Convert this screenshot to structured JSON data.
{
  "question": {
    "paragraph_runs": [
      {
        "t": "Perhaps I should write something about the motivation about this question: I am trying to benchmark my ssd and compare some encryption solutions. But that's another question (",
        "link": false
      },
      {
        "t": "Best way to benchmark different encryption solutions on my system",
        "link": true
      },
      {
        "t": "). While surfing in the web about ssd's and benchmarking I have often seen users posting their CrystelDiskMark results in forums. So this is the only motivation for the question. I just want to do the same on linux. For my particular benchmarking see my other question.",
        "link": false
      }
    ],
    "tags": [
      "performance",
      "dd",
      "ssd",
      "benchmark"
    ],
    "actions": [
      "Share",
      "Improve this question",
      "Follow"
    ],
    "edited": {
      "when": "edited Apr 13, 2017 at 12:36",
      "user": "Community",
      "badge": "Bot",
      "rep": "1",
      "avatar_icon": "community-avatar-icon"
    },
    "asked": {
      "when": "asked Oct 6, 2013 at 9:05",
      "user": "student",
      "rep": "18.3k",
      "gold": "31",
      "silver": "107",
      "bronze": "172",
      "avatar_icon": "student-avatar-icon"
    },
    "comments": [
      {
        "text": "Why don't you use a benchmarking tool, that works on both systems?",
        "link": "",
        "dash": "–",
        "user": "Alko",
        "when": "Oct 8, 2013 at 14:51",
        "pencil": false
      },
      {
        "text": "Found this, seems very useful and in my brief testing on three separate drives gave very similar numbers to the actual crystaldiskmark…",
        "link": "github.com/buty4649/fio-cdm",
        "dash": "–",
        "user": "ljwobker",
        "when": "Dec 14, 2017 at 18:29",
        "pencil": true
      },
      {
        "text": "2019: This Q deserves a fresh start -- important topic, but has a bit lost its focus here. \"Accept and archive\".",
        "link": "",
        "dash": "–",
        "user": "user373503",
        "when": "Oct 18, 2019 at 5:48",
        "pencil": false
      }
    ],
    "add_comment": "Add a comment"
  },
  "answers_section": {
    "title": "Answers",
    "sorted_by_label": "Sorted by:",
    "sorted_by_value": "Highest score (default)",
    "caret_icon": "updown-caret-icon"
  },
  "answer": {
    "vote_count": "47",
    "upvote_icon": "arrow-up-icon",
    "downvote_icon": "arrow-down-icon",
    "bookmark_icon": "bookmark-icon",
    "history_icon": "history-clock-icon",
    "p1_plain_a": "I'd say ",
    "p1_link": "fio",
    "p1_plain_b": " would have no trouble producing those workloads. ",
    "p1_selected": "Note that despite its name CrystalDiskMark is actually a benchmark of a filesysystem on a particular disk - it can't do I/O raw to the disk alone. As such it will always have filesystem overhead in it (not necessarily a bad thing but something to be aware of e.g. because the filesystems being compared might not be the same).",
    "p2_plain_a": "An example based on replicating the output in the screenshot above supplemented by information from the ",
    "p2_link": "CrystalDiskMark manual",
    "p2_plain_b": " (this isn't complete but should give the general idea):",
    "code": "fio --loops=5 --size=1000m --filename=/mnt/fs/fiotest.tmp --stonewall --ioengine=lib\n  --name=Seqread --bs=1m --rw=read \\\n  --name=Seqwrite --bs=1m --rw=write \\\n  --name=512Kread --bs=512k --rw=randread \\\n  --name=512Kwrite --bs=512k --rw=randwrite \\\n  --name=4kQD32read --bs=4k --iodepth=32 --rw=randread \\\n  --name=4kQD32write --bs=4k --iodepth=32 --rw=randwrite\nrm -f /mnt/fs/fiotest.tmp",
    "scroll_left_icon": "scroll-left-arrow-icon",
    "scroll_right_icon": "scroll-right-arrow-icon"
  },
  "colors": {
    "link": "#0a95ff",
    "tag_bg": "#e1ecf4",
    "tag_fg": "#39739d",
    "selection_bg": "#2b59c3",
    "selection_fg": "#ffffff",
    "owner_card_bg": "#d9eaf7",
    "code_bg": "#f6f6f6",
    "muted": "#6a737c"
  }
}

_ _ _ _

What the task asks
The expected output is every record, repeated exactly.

Output
Convert this screenshot to structured JSON data.
{
  "question": {
    "paragraph_runs": [
      {
        "t": "Perhaps I should write something about the motivation about this question: I am trying to benchmark my ssd and compare some encryption solutions. But that's another question (",
        "link": false
      },
      {
        "t": "Best way to benchmark different encryption solutions on my system",
        "link": true
      },
      {
        "t": "). While surfing in the web about ssd's and benchmarking I have often seen users posting their CrystelDiskMark results in forums. So this is the only motivation for the question. I just want to do the same on linux. For my particular benchmarking see my other question.",
        "link": false
      }
    ],
    "tags": [
      "performance",
      "dd",
      "ssd",
      "benchmark"
    ],
    "actions": [
      "Share",
      "Improve this question",
      "Follow"
    ],
    "edited": {
      "when": "edited Apr 13, 2017 at 12:36",
      "user": "Community",
      "badge": "Bot",
      "rep": "1",
      "avatar_icon": "community-avatar-icon"
    },
    "asked": {
      "when": "asked Oct 6, 2013 at 9:05",
      "user": "student",
      "rep": "18.3k",
      "gold": "31",
      "silver": "107",
      "bronze": "172",
      "avatar_icon": "student-avatar-icon"
    },
    "comments": [
      {
        "text": "Why don't you use a benchmarking tool, that works on both systems?",
        "link": "",
        "dash": "–",
        "user": "Alko",
        "when": "Oct 8, 2013 at 14:51",
        "pencil": false
      },
      {
        "text": "Found this, seems very useful and in my brief testing on three separate drives gave very similar numbers to the actual crystaldiskmark…",
        "link": "github.com/buty4649/fio-cdm",
        "dash": "–",
        "user": "ljwobker",
        "when": "Dec 14, 2017 at 18:29",
        "pencil": true
      },
      {
        "text": "2019: This Q deserves a fresh start -- important topic, but has a bit lost its focus here. \"Accept and archive\".",
        "link": "",
        "dash": "–",
        "user": "user373503",
        "when": "Oct 18, 2019 at 5:48",
        "pencil": false
      }
    ],
    "add_comment": "Add a comment"
  },
  "answers_section": {
    "title": "Answers",
    "sorted_by_label": "Sorted by:",
    "sorted_by_value": "Highest score (default)",
    "caret_icon": "updown-caret-icon"
  },
  "answer": {
    "vote_count": "47",
    "upvote_icon": "arrow-up-icon",
    "downvote_icon": "arrow-down-icon",
    "bookmark_icon": "bookmark-icon",
    "history_icon": "history-clock-icon",
    "p1_plain_a": "I'd say ",
    "p1_link": "fio",
    "p1_plain_b": " would have no trouble producing those workloads. ",
    "p1_selected": "Note that despite its name CrystalDiskMark is actually a benchmark of a filesysystem on a particular disk - it can't do I/O raw to the disk alone. As such it will always have filesystem overhead in it (not necessarily a bad thing but something to be aware of e.g. because the filesystems being compared might not be the same).",
    "p2_plain_a": "An example based on replicating the output in the screenshot above supplemented by information from the ",
    "p2_link": "CrystalDiskMark manual",
    "p2_plain_b": " (this isn't complete but should give the general idea):",
    "code": "fio --loops=5 --size=1000m --filename=/mnt/fs/fiotest.tmp --stonewall --ioengine=lib\n  --name=Seqread --bs=1m --rw=read \\\n  --name=Seqwrite --bs=1m --rw=write \\\n  --name=512Kread --bs=512k --rw=randread \\\n  --name=512Kwrite --bs=512k --rw=randwrite \\\n  --name=4kQD32read --bs=4k --iodepth=32 --rw=randread \\\n  --name=4kQD32write --bs=4k --iodepth=32 --rw=randwrite\nrm -f /mnt/fs/fiotest.tmp",
    "scroll_left_icon": "scroll-left-arrow-icon",
    "scroll_right_icon": "scroll-right-arrow-icon"
  },
  "colors": {
    "link": "#0a95ff",
    "tag_bg": "#e1ecf4",
    "tag_fg": "#39739d",
    "selection_bg": "#2b59c3",
    "selection_fg": "#ffffff",
    "owner_card_bg": "#d9eaf7",
    "code_bg": "#f6f6f6",
    "muted": "#6a737c"
  }
}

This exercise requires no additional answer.